(Dataset entries)
"""

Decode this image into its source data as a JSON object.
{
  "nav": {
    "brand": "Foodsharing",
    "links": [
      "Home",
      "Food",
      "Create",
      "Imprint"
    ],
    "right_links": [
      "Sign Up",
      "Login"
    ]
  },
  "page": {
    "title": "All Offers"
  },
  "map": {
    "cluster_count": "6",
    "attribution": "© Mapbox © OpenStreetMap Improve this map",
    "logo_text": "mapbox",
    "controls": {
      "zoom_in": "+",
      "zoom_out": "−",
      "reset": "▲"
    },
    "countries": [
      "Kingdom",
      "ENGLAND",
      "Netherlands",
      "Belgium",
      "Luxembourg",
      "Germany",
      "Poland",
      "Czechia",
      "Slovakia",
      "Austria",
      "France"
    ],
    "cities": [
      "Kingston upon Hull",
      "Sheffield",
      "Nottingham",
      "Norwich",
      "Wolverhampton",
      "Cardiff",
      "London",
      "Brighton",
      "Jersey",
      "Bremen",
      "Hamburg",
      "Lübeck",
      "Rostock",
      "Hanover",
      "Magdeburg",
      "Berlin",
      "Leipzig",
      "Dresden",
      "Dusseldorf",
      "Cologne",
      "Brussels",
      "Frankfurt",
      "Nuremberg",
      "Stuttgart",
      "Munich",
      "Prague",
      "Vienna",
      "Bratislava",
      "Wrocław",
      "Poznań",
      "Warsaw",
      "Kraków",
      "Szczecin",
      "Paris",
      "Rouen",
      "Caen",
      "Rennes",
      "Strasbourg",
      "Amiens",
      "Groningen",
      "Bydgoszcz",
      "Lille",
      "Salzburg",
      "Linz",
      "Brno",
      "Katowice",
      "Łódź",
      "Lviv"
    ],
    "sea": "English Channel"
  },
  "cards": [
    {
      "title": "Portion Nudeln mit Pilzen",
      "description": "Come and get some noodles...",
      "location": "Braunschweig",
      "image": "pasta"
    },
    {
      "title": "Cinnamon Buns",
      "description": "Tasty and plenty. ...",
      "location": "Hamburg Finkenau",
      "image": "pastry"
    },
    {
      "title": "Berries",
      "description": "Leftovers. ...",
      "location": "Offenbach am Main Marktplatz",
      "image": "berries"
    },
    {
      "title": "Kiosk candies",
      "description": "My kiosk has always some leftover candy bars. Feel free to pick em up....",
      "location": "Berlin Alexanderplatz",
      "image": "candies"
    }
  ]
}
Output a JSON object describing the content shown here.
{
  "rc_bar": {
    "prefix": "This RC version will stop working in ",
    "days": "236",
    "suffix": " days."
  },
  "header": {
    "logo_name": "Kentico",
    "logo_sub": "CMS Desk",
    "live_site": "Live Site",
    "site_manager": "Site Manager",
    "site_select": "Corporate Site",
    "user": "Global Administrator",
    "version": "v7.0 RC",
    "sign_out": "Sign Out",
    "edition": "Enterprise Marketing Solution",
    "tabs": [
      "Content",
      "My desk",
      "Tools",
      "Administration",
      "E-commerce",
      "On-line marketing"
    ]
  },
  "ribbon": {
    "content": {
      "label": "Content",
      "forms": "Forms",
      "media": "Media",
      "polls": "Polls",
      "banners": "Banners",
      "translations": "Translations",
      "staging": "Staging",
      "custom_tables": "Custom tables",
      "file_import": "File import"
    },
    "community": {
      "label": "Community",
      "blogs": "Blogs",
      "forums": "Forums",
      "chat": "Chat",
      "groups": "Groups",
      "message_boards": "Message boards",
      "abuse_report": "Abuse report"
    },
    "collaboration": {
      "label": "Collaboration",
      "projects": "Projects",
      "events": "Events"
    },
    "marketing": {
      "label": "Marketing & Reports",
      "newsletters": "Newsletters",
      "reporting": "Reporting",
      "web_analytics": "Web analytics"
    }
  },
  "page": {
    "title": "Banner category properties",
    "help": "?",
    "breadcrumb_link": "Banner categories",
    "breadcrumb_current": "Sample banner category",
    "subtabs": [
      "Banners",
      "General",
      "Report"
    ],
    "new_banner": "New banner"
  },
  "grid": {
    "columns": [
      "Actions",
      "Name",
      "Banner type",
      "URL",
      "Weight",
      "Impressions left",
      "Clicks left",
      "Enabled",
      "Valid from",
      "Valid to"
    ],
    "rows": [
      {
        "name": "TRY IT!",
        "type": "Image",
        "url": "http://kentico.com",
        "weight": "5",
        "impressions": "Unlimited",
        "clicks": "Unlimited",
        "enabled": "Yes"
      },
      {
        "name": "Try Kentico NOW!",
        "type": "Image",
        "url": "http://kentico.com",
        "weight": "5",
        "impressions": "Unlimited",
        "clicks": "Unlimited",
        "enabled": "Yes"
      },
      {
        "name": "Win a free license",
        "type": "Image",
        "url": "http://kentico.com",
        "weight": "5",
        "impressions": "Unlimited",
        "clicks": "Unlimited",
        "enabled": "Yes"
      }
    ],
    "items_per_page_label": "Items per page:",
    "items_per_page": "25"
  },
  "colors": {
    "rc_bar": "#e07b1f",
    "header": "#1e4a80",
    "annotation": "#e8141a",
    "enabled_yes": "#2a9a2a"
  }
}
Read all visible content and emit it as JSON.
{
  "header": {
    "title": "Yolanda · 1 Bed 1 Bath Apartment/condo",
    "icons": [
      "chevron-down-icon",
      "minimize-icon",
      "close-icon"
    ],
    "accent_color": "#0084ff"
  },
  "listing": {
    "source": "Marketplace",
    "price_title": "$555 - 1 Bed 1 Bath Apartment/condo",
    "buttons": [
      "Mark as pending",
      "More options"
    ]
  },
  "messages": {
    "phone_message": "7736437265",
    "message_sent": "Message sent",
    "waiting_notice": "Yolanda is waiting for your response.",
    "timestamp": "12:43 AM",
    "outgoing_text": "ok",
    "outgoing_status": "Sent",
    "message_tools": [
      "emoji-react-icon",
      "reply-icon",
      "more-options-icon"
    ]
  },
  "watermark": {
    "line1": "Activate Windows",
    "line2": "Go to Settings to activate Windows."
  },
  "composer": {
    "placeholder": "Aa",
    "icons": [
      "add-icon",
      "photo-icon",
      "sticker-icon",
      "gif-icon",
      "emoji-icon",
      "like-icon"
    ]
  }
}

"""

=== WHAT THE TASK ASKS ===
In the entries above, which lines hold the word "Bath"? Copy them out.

=== RESULT FOR THIS EXERCISE ===
    "title": "Yolanda · 1 Bed 1 Bath Apartment/condo",
    "price_title": "$555 - 1 Bed 1 Bath Apartment/condo",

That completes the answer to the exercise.